(Records from a data collection)
BEGIN
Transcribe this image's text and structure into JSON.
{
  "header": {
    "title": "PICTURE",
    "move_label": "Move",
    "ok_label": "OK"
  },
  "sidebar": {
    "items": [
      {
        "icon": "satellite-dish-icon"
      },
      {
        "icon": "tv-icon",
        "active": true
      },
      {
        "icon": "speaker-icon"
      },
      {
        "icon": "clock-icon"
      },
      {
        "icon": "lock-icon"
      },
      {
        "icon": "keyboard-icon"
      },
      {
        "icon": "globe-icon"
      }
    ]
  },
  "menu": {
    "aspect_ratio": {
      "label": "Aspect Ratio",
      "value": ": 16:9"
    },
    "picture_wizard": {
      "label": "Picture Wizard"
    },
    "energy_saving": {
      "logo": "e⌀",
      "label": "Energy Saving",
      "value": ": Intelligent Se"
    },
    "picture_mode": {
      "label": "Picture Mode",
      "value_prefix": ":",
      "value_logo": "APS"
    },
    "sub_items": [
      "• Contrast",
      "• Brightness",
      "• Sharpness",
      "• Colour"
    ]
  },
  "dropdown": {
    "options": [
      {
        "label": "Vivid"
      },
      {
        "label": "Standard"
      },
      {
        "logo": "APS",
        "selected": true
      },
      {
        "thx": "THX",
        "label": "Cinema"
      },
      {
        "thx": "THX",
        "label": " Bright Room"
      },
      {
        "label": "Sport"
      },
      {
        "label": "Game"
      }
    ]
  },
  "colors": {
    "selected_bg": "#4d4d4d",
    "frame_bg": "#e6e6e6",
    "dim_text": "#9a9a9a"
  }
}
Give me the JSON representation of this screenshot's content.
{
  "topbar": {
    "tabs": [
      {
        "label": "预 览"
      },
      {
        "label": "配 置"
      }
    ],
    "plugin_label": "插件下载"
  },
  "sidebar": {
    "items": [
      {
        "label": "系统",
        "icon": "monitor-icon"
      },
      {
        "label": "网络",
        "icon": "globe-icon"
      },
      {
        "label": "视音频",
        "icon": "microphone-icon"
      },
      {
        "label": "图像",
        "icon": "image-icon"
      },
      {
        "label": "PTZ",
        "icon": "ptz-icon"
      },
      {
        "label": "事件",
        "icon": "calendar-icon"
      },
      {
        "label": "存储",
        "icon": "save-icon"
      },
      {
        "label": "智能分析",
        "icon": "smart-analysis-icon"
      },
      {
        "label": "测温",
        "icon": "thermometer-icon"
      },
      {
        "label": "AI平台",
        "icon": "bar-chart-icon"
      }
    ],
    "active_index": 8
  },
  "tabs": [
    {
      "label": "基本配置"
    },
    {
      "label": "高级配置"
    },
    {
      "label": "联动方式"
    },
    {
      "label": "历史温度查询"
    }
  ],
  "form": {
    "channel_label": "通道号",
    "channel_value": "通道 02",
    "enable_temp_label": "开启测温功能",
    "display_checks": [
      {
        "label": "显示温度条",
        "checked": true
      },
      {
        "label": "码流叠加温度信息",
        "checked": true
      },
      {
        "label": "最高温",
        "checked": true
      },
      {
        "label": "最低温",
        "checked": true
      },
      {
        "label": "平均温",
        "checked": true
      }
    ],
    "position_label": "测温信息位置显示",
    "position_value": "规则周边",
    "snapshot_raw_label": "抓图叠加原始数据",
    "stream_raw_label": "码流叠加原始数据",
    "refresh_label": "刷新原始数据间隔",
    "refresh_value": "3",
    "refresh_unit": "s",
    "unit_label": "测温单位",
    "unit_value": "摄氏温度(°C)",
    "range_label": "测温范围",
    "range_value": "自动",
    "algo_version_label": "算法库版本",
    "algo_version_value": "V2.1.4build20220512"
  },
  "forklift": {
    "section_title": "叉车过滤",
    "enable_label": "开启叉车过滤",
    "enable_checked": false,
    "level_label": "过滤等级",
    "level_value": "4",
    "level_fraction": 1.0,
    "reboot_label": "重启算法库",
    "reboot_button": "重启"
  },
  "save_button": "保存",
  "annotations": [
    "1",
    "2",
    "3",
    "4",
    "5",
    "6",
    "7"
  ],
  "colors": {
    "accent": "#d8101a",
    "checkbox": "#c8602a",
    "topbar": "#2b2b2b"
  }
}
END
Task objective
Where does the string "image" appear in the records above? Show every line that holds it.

Answer space
Transcribe this image's text and structure into JSON.
        "icon": "image-icon"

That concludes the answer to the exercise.